Exercise >> Look through the records below and say how many lines include "Artifactory". Give only that number.

Element data from apps and pages

● ● ● ●

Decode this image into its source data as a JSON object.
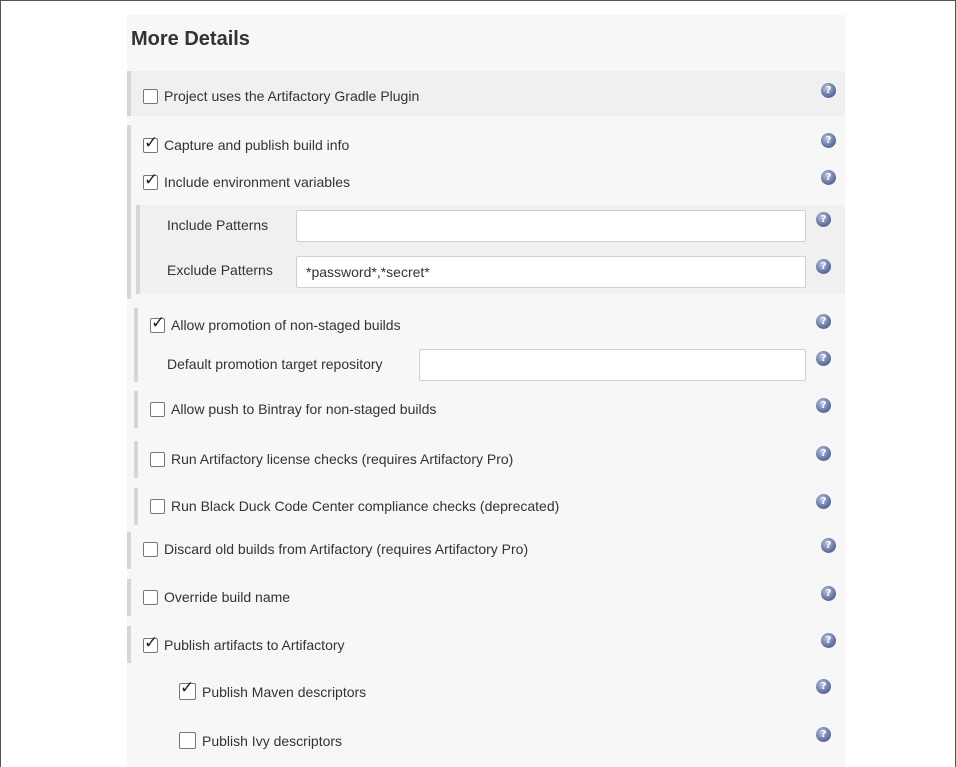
{
  "section": {
    "title": "More Details"
  },
  "options": {
    "gradle_plugin": {
      "label": "Project uses the Artifactory Gradle Plugin",
      "checked": false
    },
    "capture_build_info": {
      "label": "Capture and publish build info",
      "checked": true
    },
    "include_env_vars": {
      "label": "Include environment variables",
      "checked": true
    },
    "allow_promotion": {
      "label": "Allow promotion of non-staged builds",
      "checked": true
    },
    "allow_bintray": {
      "label": "Allow push to Bintray for non-staged builds",
      "checked": false
    },
    "license_checks": {
      "label": "Run Artifactory license checks (requires Artifactory Pro)",
      "checked": false
    },
    "black_duck": {
      "label": "Run Black Duck Code Center compliance checks (deprecated)",
      "checked": false
    },
    "discard_old_builds": {
      "label": "Discard old builds from Artifactory (requires Artifactory Pro)",
      "checked": false
    },
    "override_build_name": {
      "label": "Override build name",
      "checked": false
    },
    "publish_artifacts": {
      "label": "Publish artifacts to Artifactory",
      "checked": true
    },
    "publish_maven": {
      "label": "Publish Maven descriptors",
      "checked": true
    },
    "publish_ivy": {
      "label": "Publish Ivy descriptors",
      "checked": false
    }
  },
  "fields": {
    "include_patterns": {
      "label": "Include Patterns",
      "value": ""
    },
    "exclude_patterns": {
      "label": "Exclude Patterns",
      "value": "*password*,*secret*"
    },
    "promotion_target": {
      "label": "Default promotion target repository",
      "value": ""
    }
  },
  "help_icon": {
    "symbol": "?"
  }
}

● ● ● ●

Exercise result >> 4